In 1998, Laurent Lafforgue proved Lafforgue's theorem verifying the Langlands conjectures for the general linear group GL(n, K) for function fields K. This work continued earlier investigations by Drinfeld, who proved the case GL(2, K) in the 1980s.

In 2018, Vincent Lafforgue established the global Langlands correspondence (the direction from automorphic forms to Galois representations) for connected reductive groups over global function fields.[4][5][6]

Philip Kutzko (1980) proved the local Langlands conjectures for the general linear group GL(2, K) over local fields.

Gérard Laumon, Michael Rapoport, and Ulrich Stuhler (1993) proved the local Langlands conjectures for the general linear group GL(n, K) for positive characteristic local fields K. Their proof uses a global argument.

Richard Taylor and Michael Harris (2001) proved the local Langlands conjectures for the general linear group GL(n, K) for characteristic 0 local fields K. Guy Henniart (2000) gave another proof. Both proofs use a global argument. Peter Scholze (2013) gave another proof.

In 2008, Ngô Bảo Châu proved the "fundamental lemma", which was originally conjectured by Langlands and Shelstad in 1983 and being required in the proof of some important conjectures in the Langlands program.[7][8]

To a lay reader or even nonspecialist mathematician, abstractions within the Langlands program can be somewhat impenetrable. However, there are some strong and clear implications for proof or disproof of the fundamental Langlands conjectures.

As the program posits a powerful connection between analytic number theory and generalizations of algebraic geometry, the idea of 'functoriality' between abstract algebraic representations of number fields and their analytical prime constructions, results in powerful functional tools allowing an exact quantification of prime distributions. This in turn, yields the capacity for classification of diophantine equations and further abstractions of algebraic functions.

Furthermore, if the reciprocity of such generalized algebras for the posited objects exists, and if their analytical functions can be shown to be well defined, some very deep results in mathematics can be within reach of proof; such as rational solutions of elliptic curves, topological construction of algebraic varieties, and the famous Riemann hypothesis, each of which relates to the invariance within structures of number fields.
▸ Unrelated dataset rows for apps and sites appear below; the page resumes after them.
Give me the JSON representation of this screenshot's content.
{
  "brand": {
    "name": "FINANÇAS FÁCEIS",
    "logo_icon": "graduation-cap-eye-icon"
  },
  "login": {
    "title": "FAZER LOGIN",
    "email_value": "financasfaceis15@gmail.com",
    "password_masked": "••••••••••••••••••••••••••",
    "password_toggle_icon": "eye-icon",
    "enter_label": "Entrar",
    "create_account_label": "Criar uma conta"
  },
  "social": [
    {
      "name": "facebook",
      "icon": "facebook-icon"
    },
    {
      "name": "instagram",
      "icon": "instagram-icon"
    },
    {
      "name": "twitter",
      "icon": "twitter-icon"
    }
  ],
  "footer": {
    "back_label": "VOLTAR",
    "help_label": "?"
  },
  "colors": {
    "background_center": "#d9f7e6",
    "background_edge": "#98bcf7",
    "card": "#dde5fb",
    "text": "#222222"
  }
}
Additionally some connections between the Langlands program and M theory have been posited, as their dualities connect in nontrivial ways, providing potential exact solutions in superstring theory (as was similarly done in group theory through monstrous moonshine).

Simply put, the Langlands project implies a deep and powerful framework of solutions, which touches the most fundamental areas of mathematics. Through high-order generalizations in exact solutions of algebraic equations, with analytical functions, as embedded in geometric forms. It allows a unification of many distant mathematical fields into a formalism of powerful analytical methods.